excommunication

Latin: ex, out of; communicatio, communion

A spiritual censure by which one is excluded from the communion of the faithful and suffers consequences inseparably attached by canon law to such exclusion. It is also called anathema, especially when inflicted with solemnities described in the Roman Ritual. While not vindictive, excommunication is the Church‘s most serious penalty, its chief purpose being the correction of the guilty. This correction takes the form of exclusion from the spiritual benefits of the Church as a society and Mystical Body of Christ. Excommunication directly affects only the individual, who does not cease thereby to be a Christian, owing to the indelible character of Baptism.

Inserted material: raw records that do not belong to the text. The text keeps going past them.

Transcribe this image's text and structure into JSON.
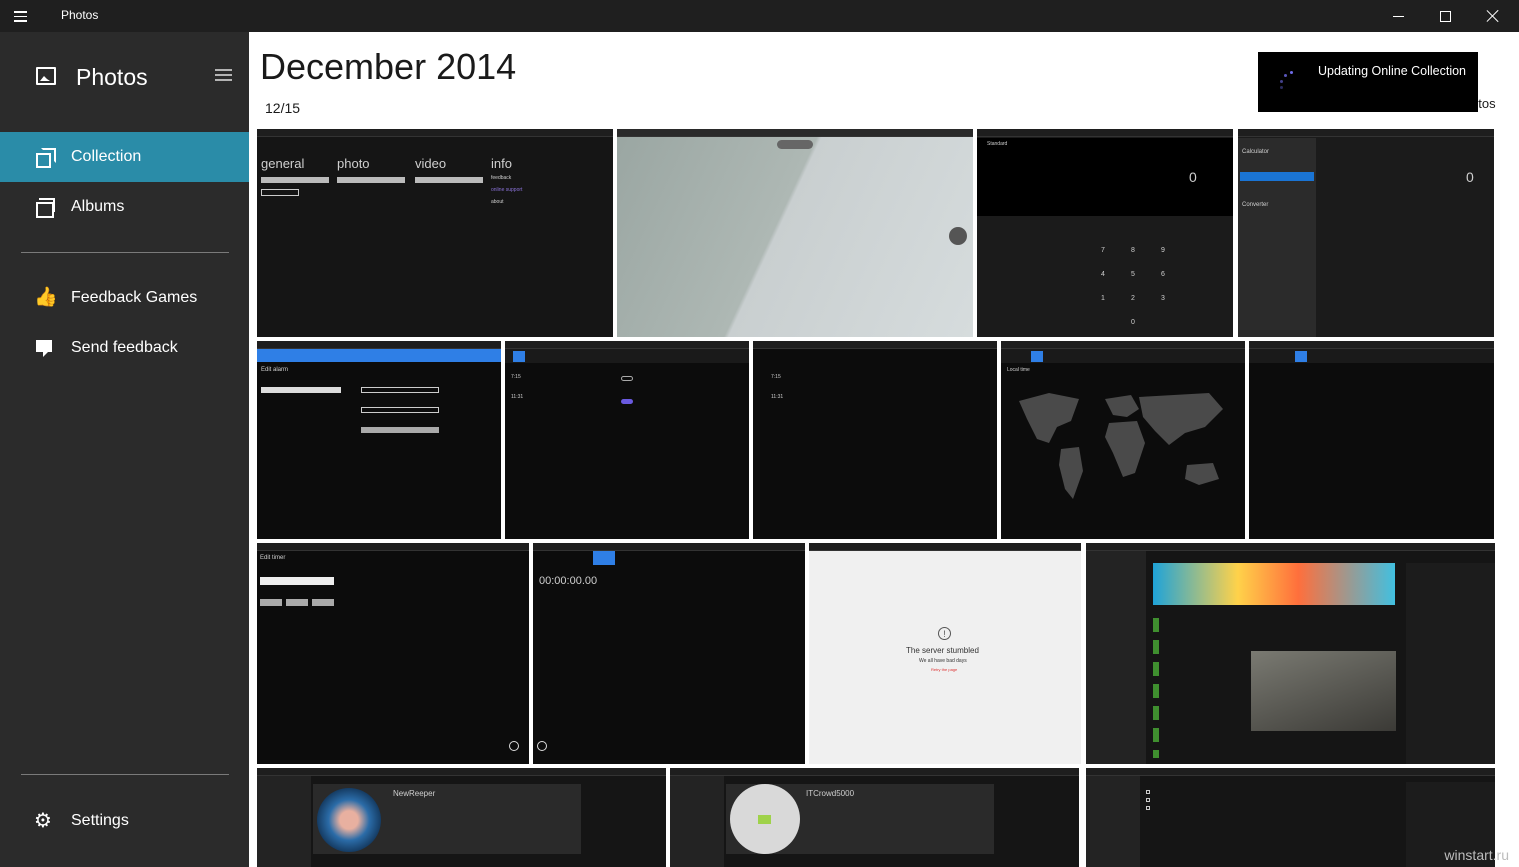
{
  "window": {
    "title": "Photos",
    "controls": {
      "minimize": "minimize",
      "maximize": "maximize",
      "close": "close"
    }
  },
  "sidebar": {
    "app_name": "Photos",
    "nav": [
      {
        "label": "Collection",
        "icon": "collection-icon",
        "active": true
      },
      {
        "label": "Albums",
        "icon": "albums-icon",
        "active": false
      }
    ],
    "extra": [
      {
        "label": "Feedback Games",
        "icon": "thumbs-up-icon"
      },
      {
        "label": "Send feedback",
        "icon": "feedback-icon"
      }
    ],
    "settings_label": "Settings"
  },
  "main": {
    "month_title": "December 2014",
    "date_label": "12/15",
    "toast": {
      "message": "Updating Online Collection"
    },
    "behind_text": "otos",
    "watermark": "winstart.ru"
  },
  "thumbnails": {
    "r1": {
      "cam_tabs": [
        "general",
        "photo",
        "video",
        "info"
      ],
      "cam_links": [
        "feedback",
        "online support",
        "about"
      ],
      "calc_mode": "Standard",
      "calc_display": "0",
      "calc_menu_head": "Calculator",
      "calc_converter": "Converter",
      "calc_keys": [
        "7",
        "8",
        "9",
        "4",
        "5",
        "6",
        "1",
        "2",
        "3",
        "0"
      ]
    },
    "r2": {
      "alarm_title": "Edit alarm",
      "local_time": "Local time",
      "alarm_times": [
        "7:15",
        "11:31"
      ]
    },
    "r3": {
      "timer_title": "Edit timer",
      "stopwatch": "00:00:00.00",
      "server_title": "The server stumbled",
      "server_sub": "We all have bad days",
      "server_link": "Retry the page"
    },
    "r4": {
      "profile_1": "NewReeper",
      "profile_2": "ITCrowd5000"
    }
  }
}
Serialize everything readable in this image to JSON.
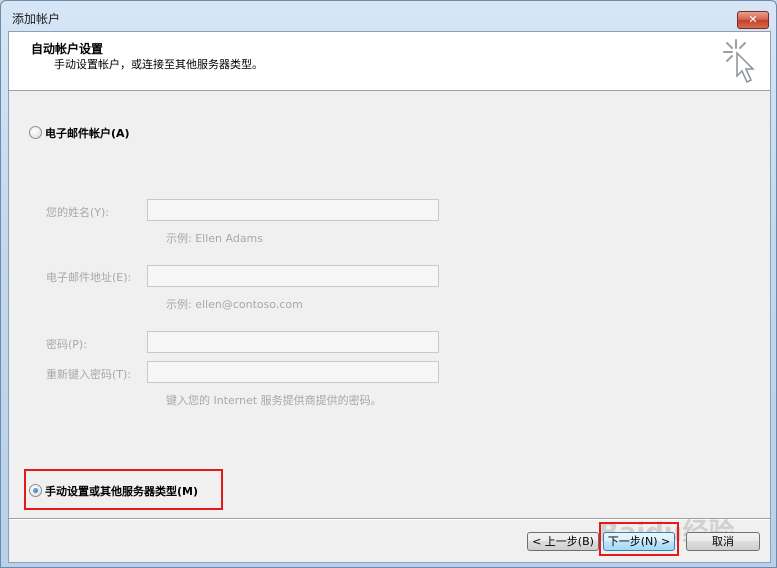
{
  "window": {
    "title": "添加帐户",
    "close_label": "✕"
  },
  "header": {
    "title": "自动帐户设置",
    "subtitle": "手动设置帐户，或连接至其他服务器类型。"
  },
  "options": {
    "email_account_label": "电子邮件帐户(A)",
    "manual_label": "手动设置或其他服务器类型(M)",
    "selected": "manual"
  },
  "form": {
    "name_label": "您的姓名(Y):",
    "name_value": "",
    "name_hint": "示例: Ellen Adams",
    "email_label": "电子邮件地址(E):",
    "email_value": "",
    "email_hint": "示例: ellen@contoso.com",
    "password_label": "密码(P):",
    "password_value": "",
    "retype_label": "重新键入密码(T):",
    "retype_value": "",
    "password_hint": "键入您的 Internet 服务提供商提供的密码。"
  },
  "buttons": {
    "back": "< 上一步(B)",
    "next": "下一步(N) >",
    "cancel": "取消"
  },
  "watermark": "Baidu经验",
  "colors": {
    "highlight": "#e21a1a",
    "radio_selected": "#1f5ea8"
  }
}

A secondary purpose of excommunication may be said to be the spiritual protection of the faithful. This is evidenced in the classification of the excommunicated as the vitandi (vitare, to avoid) and the tolerati (tolerare, to tolerate). Both these classes are equally cut off from the faithful as regards religious communication; but, in addition, the former are to be carefully shunned even in profane as well as religious matters. The vitandus on account of the notorious nature of his fault is one stigmatized by name, publicly, and through judicial sentence. Opposed to these classes, the earlier and classic division of excommunication was: major excommunication, effective complete exclusion from the community of the faithful; minor excommunication, a deprivation of certain of the Church‘s benefits, e.g., reception of the Sacraments and public prayer. The rational rights of the Church as an autonomous society to excommunicate from membership is as evident as her right to admit to same. The examples of the Old and New Testament, and the practise of the Apostles furnish proof of this. In the Old Testament we have exclusion from the Synagogue (1 Esdras 10). In the New Testament the Apostle delivers “such a one to Satan for the destruction of the flesh” (1 Corinthians 5). The “power of the keys” embraces not only power to remit sin, but all penal and coercive power necessary to the end of the Church (Matthew 18:16).

The adequate and general effect of excommunication is sufficiently evident thus far, from the explanation of the definition. In particular, the definitely classified canonical effects follow: exclusion from divine services of the Church, deprivation of the Sacraments (and sometimes sacramentals); exclusion from the public prayers of the Church, either by way of satisfaction or impetration; loss of the right to participate in legal acts of the Church; loss of income from ecclesiastical office; and loss of right to social intercourse in case of vitandus. Canon law distinguishes two fora or courts: the sacramental, or the tribunal of Penance, and the non-sacramental, either public or private. When the penitent appears in the sacramental forum, the Roman Ritual prescribes the same formula for absolution from excommunication as that used for remission of sin. In the non-sacramental forum, since absolution is a jurisdictional act, any formula expressing the effect intended may be employed. Following the general law of jurisdiction as it applies to censures, excommunication may be taken away by the one who had inflicted it, his superior, delegate, or successor.